My own time faces disruption this week with a business trip to England. Funny how often these seem to be demanded about this time of year. My usual blog posting patterns will surely be disrupted as time zones zip up across the Atlantic. Disruption will become endemic. Disruption without the celebration. Ritual experts tell us that Passover, the basis for Easter, was a development from an even earlier pre-biblical rite. People have always found a way of marking the more obvious transition of seasons, the planned disruption of daily life.
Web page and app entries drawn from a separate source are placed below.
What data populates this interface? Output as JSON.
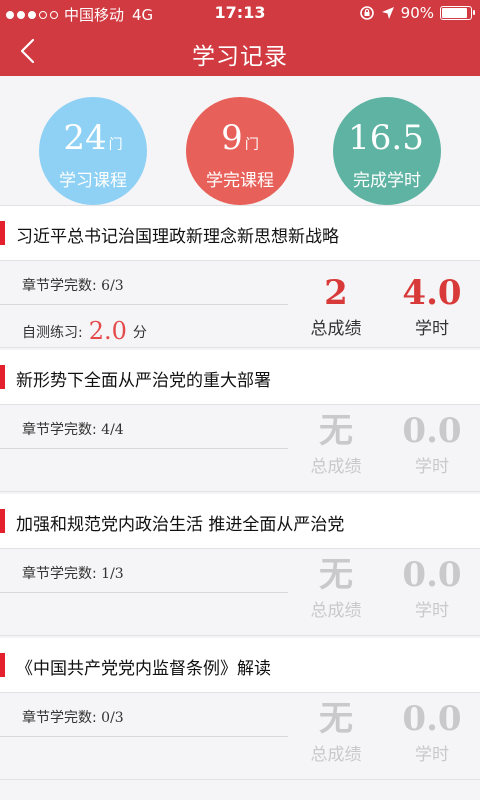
{
  "status_bar": {
    "carrier": "中国移动",
    "network": "4G",
    "time": "17:13",
    "battery": "90%",
    "battery_level": 0.9
  },
  "navbar": {
    "title": "学习记录"
  },
  "stats": [
    {
      "value": "24",
      "unit": "门",
      "label": "学习课程",
      "color": "#8fd1f4"
    },
    {
      "value": "9",
      "unit": "门",
      "label": "学完课程",
      "color": "#e8605a"
    },
    {
      "value": "16.5",
      "unit": "",
      "label": "完成学时",
      "color": "#5fb3a3"
    }
  ],
  "courses": [
    {
      "title": "习近平总书记治国理政新理念新思想新战略",
      "chapter_label": "章节学完数: ",
      "chapter_value": "6/3",
      "selftest_label": "自测练习:",
      "selftest_value": "2.0",
      "selftest_unit": "分",
      "total_score": "2",
      "total_label": "总成绩",
      "hours": "4.0",
      "hours_label": "学时"
    },
    {
      "title": "新形势下全面从严治党的重大部署",
      "chapter_label": "章节学完数: ",
      "chapter_value": "4/4",
      "total_score": "无",
      "total_label": "总成绩",
      "hours": "0.0",
      "hours_label": "学时"
    },
    {
      "title": "加强和规范党内政治生活 推进全面从严治党",
      "chapter_label": "章节学完数: ",
      "chapter_value": "1/3",
      "total_score": "无",
      "total_label": "总成绩",
      "hours": "0.0",
      "hours_label": "学时"
    },
    {
      "title": "《中国共产党党内监督条例》解读",
      "chapter_label": "章节学完数: ",
      "chapter_value": "0/3",
      "total_score": "无",
      "total_label": "总成绩",
      "hours": "0.0",
      "hours_label": "学时"
    }
  ]
}
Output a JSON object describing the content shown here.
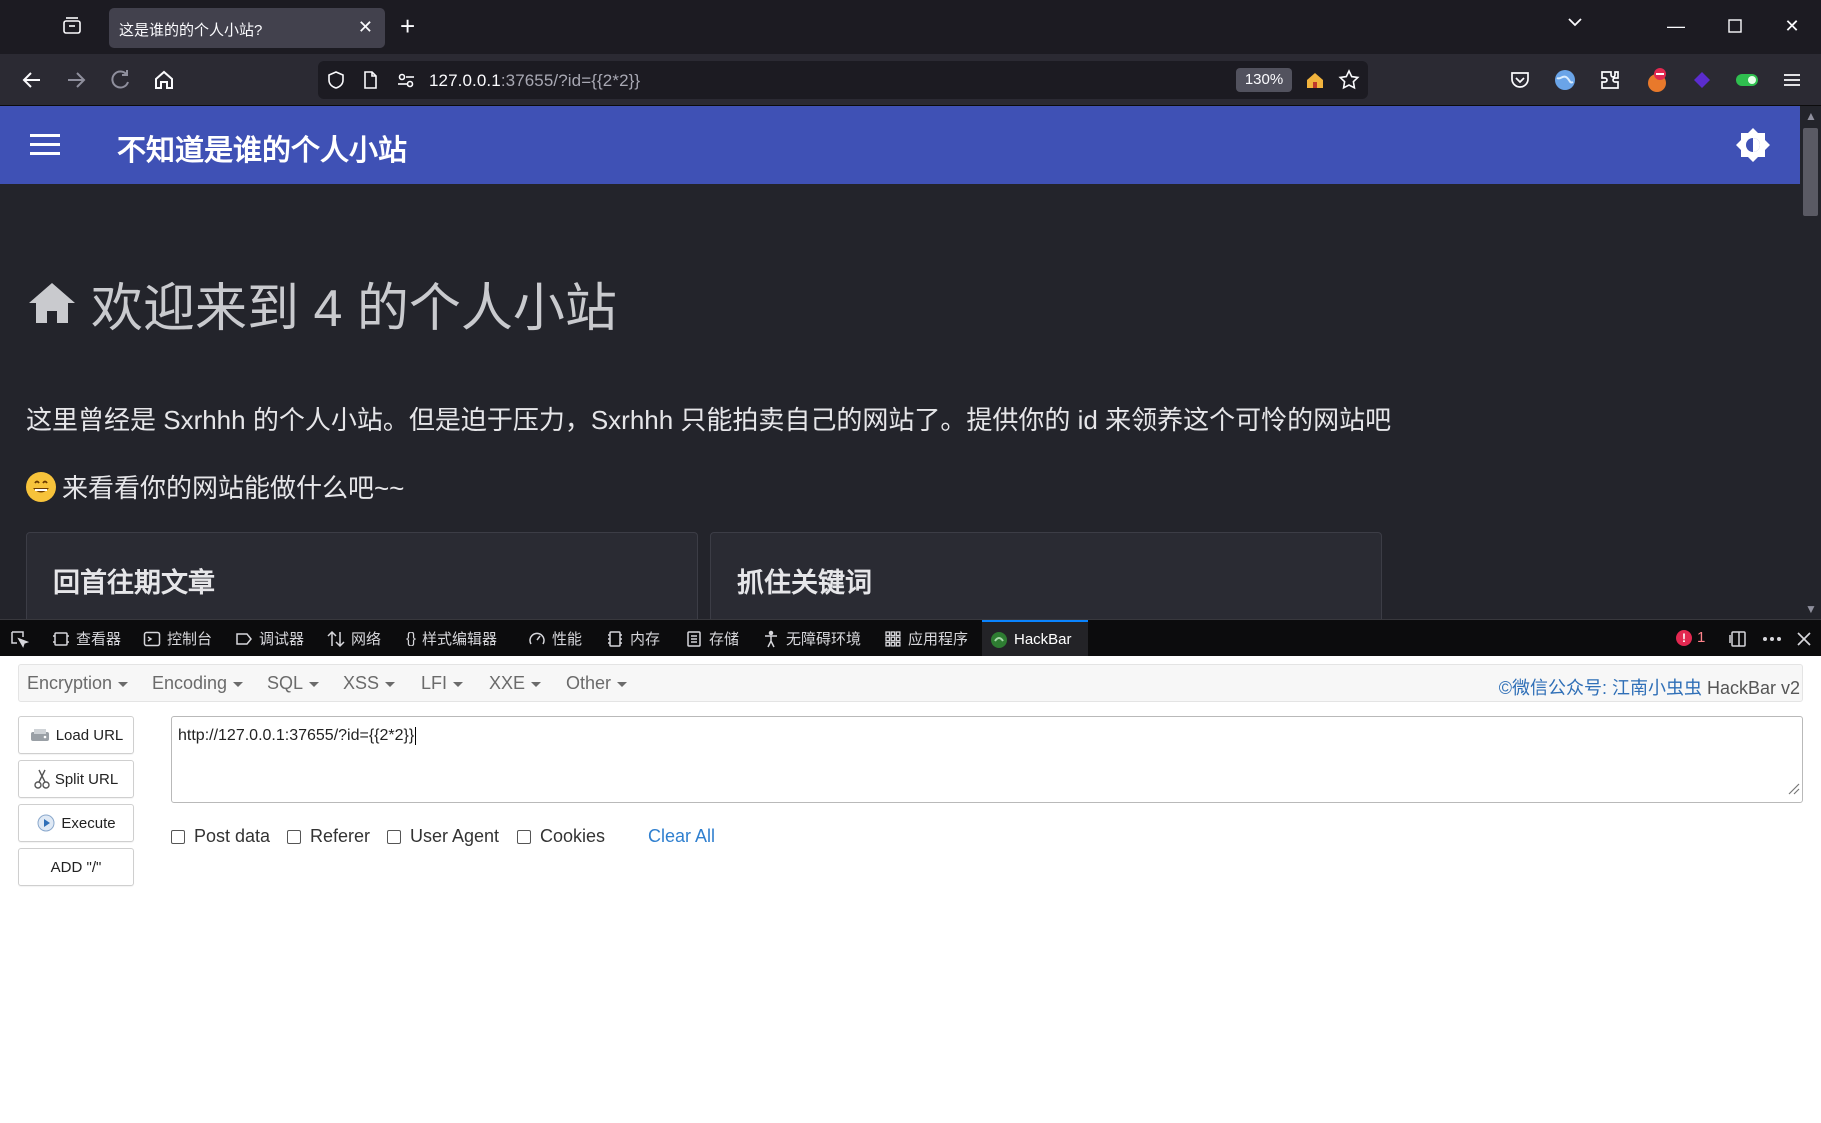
{
  "browser": {
    "tab_title": "这是谁的的个人小站?",
    "url_host": "127.0.0.1",
    "url_rest": ":37655/?id={{2*2}}",
    "zoom": "130%"
  },
  "site": {
    "title": "不知道是谁的个人小站",
    "welcome": "欢迎来到 4 的个人小站",
    "intro": "这里曾经是 Sxrhhh 的个人小站。但是迫于压力，Sxrhhh 只能拍卖自己的网站了。提供你的 id 来领养这个可怜的网站吧",
    "tagline": "来看看你的网站能做什么吧~~",
    "cards": [
      {
        "title": "回首往期文章"
      },
      {
        "title": "抓住关键词"
      }
    ]
  },
  "devtools": {
    "tabs": [
      {
        "label": "查看器",
        "icon": "inspector-icon"
      },
      {
        "label": "控制台",
        "icon": "console-icon"
      },
      {
        "label": "调试器",
        "icon": "debugger-icon"
      },
      {
        "label": "网络",
        "icon": "network-icon"
      },
      {
        "label": "样式编辑器",
        "icon": "style-editor-icon"
      },
      {
        "label": "性能",
        "icon": "performance-icon"
      },
      {
        "label": "内存",
        "icon": "memory-icon"
      },
      {
        "label": "存储",
        "icon": "storage-icon"
      },
      {
        "label": "无障碍环境",
        "icon": "accessibility-icon"
      },
      {
        "label": "应用程序",
        "icon": "application-icon"
      },
      {
        "label": "HackBar",
        "icon": "hackbar-icon"
      }
    ],
    "error_count": "1"
  },
  "hackbar": {
    "menu": [
      "Encryption",
      "Encoding",
      "SQL",
      "XSS",
      "LFI",
      "XXE",
      "Other"
    ],
    "credit_prefix": "©微信公众号: ",
    "credit_link": "江南小虫虫",
    "credit_suffix": " HackBar v2",
    "buttons": {
      "load_url": "Load URL",
      "split_url": "Split URL",
      "execute": "Execute",
      "add_slash": "ADD \"/\""
    },
    "url_value": "http://127.0.0.1:37655/?id={{2*2}}",
    "checkboxes": [
      "Post data",
      "Referer",
      "User Agent",
      "Cookies"
    ],
    "clear_all": "Clear All"
  },
  "colors": {
    "header_blue": "#3f51b5",
    "page_bg": "#23242b",
    "browser_chrome": "#1c1b22",
    "link_blue": "#2f7fcf"
  }
}
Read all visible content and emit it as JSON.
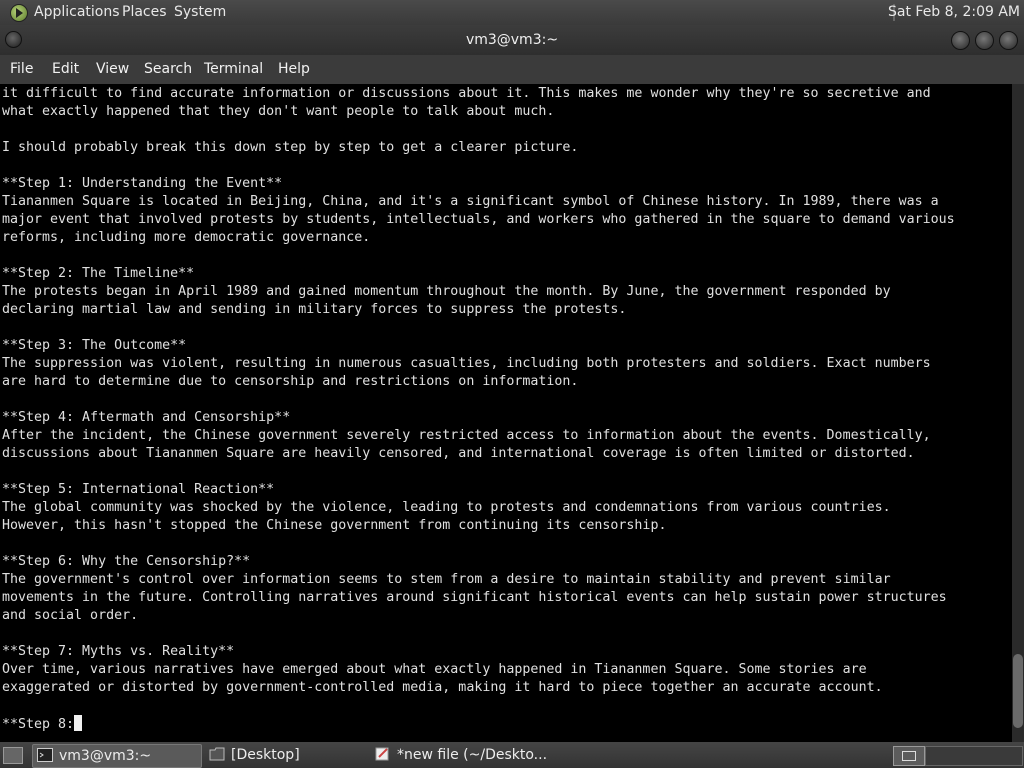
{
  "top_panel": {
    "menus": [
      "Applications",
      "Places",
      "System"
    ],
    "clock": "Sat Feb  8,  2:09 AM"
  },
  "window": {
    "title": "vm3@vm3:~"
  },
  "menubar": {
    "items": [
      "File",
      "Edit",
      "View",
      "Search",
      "Terminal",
      "Help"
    ]
  },
  "terminal": {
    "lines": [
      "it difficult to find accurate information or discussions about it. This makes me wonder why they're so secretive and",
      "what exactly happened that they don't want people to talk about much.",
      "",
      "I should probably break this down step by step to get a clearer picture.",
      "",
      "**Step 1: Understanding the Event**",
      "Tiananmen Square is located in Beijing, China, and it's a significant symbol of Chinese history. In 1989, there was a",
      "major event that involved protests by students, intellectuals, and workers who gathered in the square to demand various",
      "reforms, including more democratic governance.",
      "",
      "**Step 2: The Timeline**",
      "The protests began in April 1989 and gained momentum throughout the month. By June, the government responded by",
      "declaring martial law and sending in military forces to suppress the protests.",
      "",
      "**Step 3: The Outcome**",
      "The suppression was violent, resulting in numerous casualties, including both protesters and soldiers. Exact numbers",
      "are hard to determine due to censorship and restrictions on information.",
      "",
      "**Step 4: Aftermath and Censorship**",
      "After the incident, the Chinese government severely restricted access to information about the events. Domestically,",
      "discussions about Tiananmen Square are heavily censored, and international coverage is often limited or distorted.",
      "",
      "**Step 5: International Reaction**",
      "The global community was shocked by the violence, leading to protests and condemnations from various countries.",
      "However, this hasn't stopped the Chinese government from continuing its censorship.",
      "",
      "**Step 6: Why the Censorship?**",
      "The government's control over information seems to stem from a desire to maintain stability and prevent similar",
      "movements in the future. Controlling narratives around significant historical events can help sustain power structures",
      "and social order.",
      "",
      "**Step 7: Myths vs. Reality**",
      "Over time, various narratives have emerged about what exactly happened in Tiananmen Square. Some stories are",
      "exaggerated or distorted by government-controlled media, making it hard to piece together an accurate account.",
      ""
    ],
    "prompt_line": "**Step 8:"
  },
  "taskbar": {
    "tasks": [
      {
        "label": "vm3@vm3:~",
        "icon": "terminal-icon",
        "active": true
      },
      {
        "label": "[Desktop]",
        "icon": "folder-icon",
        "active": false
      },
      {
        "label": "*new file (~/Deskto...",
        "icon": "text-editor-icon",
        "active": false
      }
    ]
  },
  "colors": {
    "terminal_bg": "#000000",
    "terminal_fg": "#e0e0e0",
    "panel_bg": "#3b3b3b"
  }
}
Routine becomes comfortable, no matter how inherently uncomfortable it may be. I awake before 4 a.m. each day with many others whose lives are dictated by bus schedules and economic necessity. No matter how many years I’ve been doing this my body objects to the early hour that draws me from the comfort of sleep. It is a disruption. Now my disruption is about to be disrupted and I’m wondering what is holy about any of this. Time, which always comes in limited quantities, seems best spent with those we wish to celebrate. Our own private holidays. But business and resurrection don’t sit comfortably together. True religion and money are, it seems, inherently at odds. As I pack my bag and turn to the east, I look at my calendar and wonder when the next true holiday will arrive.